The Teaching Science Outdoors program has continued to evolve each year since its conception. Four cohorts of 12-15 elementary teachers attended TSO during the past three years. Most of the teachers came from nearby rural and urban school districts and some, in years 2 and 3, came from farther away. Their teaching experience varied from 2 to 15 years. The vast majority teach science with no particular background in science. Additionally, TSO 2016 has been expanded and includes two sessions instead of one.
The principles used to guide the development of the program include:
- Activities will be outdoors, inquiry-based, open-ended and place-based
- Activities will be aligned with NGSS
- Collaborative learning strategies will be used in outdoor investigations, in designing school-based units, and in action research
- Technology in the outdoors and in the classroom will be used in context to support learning
- Activities will be Hands-on, Heads-on and Hearts-on
Links to the Next Generation Science Standards
Teaching Science Outdoors is designed to introduce teachers to the Next Generation Science Standards (NGSS) and how to use the resources available to them. Here are a few examples of performance expectations that the TSO curriculum prepares participants to teach:
- K-ESS3-1. Use a model to represent the relationship between the needs of different plants and animals (including humans) and the places they live.
- 1-LS1-1. Use materials to design a solution to a human problem by mimicking how plants and/or animals use their external parts to help them survive, grow, and meet their needs.
- 2-LS4-1. Make observations of plants and animals to compare the diversity of life in different habitats.
- 3-LS4-3. Construct an argument with evidence that in a particular habitat some organisms can survive well, some survive less well, and some cannot survive at all.
- 4-ESS2-1. Make observations and/or measurements to provide evidence of the effects of weathering or the rate of erosion by water, ice, wind, or vegetation.

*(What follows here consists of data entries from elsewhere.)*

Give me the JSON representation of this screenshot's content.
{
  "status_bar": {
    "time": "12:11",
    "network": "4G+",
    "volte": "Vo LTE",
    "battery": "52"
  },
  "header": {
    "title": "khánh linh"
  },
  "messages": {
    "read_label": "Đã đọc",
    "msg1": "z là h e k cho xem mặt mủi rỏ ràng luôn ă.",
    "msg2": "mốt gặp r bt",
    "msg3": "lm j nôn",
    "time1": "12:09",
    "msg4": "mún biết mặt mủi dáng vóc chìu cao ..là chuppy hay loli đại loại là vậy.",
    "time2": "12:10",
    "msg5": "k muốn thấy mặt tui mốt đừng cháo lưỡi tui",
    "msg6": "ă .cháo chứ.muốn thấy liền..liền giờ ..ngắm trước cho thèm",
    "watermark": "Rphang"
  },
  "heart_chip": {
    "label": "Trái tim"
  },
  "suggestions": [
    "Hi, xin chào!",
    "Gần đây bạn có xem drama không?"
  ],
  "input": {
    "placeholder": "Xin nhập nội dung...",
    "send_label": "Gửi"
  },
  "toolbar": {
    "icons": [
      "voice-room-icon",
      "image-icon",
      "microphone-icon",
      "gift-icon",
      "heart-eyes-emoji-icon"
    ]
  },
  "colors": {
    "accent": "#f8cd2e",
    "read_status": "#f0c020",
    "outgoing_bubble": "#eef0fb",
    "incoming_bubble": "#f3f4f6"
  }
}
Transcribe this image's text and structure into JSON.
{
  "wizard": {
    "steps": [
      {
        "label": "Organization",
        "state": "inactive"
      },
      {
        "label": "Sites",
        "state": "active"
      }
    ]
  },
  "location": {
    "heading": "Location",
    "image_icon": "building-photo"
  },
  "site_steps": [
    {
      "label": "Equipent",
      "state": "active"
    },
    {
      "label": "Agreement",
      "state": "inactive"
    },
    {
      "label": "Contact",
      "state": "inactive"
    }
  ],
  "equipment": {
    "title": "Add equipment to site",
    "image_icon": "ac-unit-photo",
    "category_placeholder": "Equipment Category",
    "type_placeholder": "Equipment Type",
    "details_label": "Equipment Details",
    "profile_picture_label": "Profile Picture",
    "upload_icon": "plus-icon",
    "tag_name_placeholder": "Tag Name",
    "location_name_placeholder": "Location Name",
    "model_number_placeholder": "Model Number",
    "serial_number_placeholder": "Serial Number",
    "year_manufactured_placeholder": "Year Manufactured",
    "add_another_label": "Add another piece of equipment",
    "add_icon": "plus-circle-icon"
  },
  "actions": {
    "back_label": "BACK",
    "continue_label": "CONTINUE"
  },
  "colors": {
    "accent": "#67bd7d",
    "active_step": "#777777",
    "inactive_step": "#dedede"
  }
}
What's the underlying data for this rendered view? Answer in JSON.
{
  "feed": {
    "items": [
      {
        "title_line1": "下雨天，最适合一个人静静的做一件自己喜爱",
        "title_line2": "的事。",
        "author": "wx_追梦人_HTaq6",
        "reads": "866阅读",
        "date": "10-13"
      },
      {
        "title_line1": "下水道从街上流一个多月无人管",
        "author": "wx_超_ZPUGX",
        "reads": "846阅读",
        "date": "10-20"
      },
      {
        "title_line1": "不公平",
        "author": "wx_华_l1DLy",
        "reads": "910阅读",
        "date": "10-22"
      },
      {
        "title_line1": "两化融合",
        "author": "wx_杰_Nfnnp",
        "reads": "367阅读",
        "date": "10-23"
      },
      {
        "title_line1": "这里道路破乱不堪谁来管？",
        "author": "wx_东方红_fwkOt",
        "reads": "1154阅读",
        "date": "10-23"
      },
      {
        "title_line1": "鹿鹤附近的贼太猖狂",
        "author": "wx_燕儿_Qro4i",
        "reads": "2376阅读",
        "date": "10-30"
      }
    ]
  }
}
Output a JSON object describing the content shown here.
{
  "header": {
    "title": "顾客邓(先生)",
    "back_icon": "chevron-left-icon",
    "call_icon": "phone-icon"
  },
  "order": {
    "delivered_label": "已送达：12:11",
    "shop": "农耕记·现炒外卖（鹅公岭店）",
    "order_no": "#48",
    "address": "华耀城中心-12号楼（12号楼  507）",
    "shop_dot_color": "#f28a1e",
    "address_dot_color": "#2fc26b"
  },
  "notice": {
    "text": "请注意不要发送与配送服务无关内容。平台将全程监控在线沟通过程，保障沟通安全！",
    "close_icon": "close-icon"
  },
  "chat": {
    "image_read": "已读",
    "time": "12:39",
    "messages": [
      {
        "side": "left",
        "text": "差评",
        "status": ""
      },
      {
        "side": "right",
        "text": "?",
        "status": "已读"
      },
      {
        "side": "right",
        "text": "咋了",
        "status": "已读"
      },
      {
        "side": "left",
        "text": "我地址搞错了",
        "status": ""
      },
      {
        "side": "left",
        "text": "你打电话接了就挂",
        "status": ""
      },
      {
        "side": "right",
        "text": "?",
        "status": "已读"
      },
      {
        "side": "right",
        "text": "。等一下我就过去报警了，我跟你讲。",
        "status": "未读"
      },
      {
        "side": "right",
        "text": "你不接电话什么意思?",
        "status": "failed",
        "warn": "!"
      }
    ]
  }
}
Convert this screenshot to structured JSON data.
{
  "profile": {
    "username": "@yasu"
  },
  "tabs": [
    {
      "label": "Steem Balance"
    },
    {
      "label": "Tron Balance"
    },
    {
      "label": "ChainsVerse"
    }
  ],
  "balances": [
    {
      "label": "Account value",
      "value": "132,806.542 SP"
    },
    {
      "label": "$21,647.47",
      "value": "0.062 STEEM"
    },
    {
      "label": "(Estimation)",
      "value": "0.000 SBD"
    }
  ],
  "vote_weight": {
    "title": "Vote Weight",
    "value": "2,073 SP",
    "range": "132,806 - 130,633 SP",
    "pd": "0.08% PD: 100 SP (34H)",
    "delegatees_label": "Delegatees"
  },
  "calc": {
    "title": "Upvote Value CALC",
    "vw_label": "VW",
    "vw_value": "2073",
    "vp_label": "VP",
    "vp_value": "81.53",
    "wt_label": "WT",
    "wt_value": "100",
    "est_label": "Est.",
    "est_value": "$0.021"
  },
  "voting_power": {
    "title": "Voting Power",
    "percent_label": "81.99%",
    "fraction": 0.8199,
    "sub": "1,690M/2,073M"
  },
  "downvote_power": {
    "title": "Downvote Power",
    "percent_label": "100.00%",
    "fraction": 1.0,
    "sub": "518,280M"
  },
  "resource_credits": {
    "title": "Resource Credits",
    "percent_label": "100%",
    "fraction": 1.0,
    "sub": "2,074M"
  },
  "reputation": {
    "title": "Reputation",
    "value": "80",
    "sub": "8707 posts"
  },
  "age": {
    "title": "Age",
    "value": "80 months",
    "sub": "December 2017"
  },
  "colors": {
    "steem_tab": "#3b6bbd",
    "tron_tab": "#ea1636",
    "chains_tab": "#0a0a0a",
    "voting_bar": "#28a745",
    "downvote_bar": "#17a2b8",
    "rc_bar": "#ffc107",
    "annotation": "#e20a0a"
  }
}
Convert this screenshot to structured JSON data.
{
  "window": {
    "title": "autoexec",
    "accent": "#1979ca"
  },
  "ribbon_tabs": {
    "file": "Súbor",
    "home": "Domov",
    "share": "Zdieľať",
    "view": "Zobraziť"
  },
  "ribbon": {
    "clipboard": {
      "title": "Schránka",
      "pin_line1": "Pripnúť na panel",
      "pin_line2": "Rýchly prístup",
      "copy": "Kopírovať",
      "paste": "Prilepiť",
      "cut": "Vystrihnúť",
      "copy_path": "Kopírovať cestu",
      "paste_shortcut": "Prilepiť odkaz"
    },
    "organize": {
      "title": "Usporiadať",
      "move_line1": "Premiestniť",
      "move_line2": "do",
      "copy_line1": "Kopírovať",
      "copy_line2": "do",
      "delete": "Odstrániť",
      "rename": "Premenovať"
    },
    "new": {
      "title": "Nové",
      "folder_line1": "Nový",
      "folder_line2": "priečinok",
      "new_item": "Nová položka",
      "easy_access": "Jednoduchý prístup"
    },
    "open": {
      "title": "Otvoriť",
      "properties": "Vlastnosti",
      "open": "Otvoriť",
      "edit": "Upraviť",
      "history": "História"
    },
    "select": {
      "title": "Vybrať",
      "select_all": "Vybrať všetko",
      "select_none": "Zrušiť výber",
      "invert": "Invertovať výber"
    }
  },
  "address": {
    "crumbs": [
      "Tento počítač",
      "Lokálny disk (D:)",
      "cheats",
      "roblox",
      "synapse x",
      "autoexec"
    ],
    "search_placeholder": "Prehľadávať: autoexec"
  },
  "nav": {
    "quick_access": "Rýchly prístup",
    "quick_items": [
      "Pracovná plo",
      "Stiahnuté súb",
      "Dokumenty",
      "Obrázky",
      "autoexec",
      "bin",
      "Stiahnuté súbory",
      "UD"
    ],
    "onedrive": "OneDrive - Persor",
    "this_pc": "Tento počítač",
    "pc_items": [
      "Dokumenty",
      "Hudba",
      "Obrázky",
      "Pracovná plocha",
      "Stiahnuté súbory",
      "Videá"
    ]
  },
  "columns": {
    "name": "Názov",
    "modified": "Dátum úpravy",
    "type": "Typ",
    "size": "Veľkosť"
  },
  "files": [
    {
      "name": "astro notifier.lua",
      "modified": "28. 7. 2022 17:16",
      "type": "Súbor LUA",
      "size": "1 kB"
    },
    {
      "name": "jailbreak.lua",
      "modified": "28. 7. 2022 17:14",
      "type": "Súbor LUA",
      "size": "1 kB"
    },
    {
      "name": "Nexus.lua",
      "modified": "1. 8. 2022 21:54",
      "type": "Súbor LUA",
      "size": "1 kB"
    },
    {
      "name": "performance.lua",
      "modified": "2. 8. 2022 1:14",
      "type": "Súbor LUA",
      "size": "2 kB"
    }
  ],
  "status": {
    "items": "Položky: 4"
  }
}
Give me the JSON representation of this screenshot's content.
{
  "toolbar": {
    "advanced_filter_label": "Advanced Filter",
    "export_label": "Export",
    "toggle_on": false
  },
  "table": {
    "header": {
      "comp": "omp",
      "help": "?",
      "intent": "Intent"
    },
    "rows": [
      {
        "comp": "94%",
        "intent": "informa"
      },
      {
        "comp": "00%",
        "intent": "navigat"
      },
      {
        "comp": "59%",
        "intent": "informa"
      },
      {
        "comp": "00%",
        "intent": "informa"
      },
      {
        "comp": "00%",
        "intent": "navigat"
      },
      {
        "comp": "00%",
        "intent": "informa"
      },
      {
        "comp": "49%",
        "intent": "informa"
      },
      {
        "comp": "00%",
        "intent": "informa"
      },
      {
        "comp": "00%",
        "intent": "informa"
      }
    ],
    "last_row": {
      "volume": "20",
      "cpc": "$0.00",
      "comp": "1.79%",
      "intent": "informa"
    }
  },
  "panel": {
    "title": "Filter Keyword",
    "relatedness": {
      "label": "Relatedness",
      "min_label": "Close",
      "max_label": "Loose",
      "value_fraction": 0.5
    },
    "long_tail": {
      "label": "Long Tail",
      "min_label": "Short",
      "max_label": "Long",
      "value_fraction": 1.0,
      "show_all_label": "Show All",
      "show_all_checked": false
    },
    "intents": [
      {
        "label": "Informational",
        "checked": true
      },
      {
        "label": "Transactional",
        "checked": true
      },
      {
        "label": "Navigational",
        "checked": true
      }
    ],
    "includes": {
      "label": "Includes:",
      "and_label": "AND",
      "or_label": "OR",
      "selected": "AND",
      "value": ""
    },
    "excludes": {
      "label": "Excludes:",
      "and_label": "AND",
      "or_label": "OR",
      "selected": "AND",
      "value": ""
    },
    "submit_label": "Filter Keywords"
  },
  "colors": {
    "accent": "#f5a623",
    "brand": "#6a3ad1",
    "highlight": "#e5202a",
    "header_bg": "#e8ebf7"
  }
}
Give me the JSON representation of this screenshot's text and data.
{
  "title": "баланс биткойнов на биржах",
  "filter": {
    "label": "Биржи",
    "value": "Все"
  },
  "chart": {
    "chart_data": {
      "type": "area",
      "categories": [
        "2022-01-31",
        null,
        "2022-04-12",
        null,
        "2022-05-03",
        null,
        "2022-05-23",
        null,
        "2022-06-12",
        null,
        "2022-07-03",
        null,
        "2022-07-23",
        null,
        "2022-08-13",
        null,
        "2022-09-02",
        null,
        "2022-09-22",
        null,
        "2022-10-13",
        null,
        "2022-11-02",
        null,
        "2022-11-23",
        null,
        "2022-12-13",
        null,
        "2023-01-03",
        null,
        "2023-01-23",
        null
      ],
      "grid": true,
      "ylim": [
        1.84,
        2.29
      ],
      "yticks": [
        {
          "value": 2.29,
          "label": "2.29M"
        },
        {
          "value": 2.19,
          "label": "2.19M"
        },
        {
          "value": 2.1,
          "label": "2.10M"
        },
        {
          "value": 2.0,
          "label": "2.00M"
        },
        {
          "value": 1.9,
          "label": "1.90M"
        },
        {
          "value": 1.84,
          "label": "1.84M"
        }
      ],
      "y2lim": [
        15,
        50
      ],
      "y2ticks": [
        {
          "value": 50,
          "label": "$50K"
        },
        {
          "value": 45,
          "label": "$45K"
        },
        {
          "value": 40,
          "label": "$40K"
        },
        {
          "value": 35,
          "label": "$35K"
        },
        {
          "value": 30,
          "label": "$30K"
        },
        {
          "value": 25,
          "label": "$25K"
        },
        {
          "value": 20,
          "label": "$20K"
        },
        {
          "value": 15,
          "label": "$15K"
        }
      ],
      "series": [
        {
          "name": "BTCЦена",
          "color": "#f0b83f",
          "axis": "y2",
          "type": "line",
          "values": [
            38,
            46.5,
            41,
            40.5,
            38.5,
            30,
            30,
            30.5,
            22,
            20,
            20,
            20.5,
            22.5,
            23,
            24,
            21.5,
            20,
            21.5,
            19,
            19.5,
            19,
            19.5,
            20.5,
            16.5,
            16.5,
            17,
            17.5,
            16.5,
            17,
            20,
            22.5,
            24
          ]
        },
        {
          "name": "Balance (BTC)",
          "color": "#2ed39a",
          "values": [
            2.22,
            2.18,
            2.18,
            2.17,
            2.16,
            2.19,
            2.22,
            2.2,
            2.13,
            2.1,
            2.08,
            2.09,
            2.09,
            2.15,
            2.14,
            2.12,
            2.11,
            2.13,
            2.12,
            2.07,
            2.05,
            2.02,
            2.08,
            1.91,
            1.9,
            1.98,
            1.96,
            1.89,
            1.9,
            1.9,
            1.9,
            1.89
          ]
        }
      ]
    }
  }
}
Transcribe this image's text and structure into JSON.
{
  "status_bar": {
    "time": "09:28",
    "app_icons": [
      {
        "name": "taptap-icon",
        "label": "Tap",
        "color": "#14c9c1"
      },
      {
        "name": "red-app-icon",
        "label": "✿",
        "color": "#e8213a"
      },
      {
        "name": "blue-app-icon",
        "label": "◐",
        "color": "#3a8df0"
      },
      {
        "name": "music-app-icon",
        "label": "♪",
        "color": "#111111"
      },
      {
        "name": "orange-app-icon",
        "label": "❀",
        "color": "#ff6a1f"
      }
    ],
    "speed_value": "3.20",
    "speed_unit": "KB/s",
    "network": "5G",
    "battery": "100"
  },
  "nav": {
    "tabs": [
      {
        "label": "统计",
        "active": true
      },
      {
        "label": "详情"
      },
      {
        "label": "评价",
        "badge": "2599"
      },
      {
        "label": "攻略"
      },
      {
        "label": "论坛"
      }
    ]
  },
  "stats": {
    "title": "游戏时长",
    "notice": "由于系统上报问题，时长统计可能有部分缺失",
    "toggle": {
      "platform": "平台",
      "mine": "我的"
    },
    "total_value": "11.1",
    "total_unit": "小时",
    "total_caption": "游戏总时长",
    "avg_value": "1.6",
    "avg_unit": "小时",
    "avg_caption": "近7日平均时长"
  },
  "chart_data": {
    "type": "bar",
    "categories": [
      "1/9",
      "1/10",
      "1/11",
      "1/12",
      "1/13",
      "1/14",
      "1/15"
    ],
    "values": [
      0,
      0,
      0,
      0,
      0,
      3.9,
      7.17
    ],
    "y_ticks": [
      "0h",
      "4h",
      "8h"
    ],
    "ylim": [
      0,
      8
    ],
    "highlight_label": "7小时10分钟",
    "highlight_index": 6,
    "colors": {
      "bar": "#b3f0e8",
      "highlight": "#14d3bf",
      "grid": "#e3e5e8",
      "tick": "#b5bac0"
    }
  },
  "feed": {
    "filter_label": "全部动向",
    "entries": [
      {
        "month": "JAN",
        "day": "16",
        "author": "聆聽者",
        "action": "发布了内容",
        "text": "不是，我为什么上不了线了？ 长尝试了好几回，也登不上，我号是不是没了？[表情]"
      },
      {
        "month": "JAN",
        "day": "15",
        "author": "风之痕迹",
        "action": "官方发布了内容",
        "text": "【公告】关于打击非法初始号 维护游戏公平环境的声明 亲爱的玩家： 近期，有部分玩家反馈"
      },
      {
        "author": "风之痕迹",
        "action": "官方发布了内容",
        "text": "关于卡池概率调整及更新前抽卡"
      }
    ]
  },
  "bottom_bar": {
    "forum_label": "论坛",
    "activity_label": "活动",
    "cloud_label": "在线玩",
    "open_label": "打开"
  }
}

- 5-ESS2-1. Develop a model using an example to describe ways the geosphere, biosphere, hydrosphere, and/or atmosphere interact.
More information can be found on the Kellogg Biological Station's website.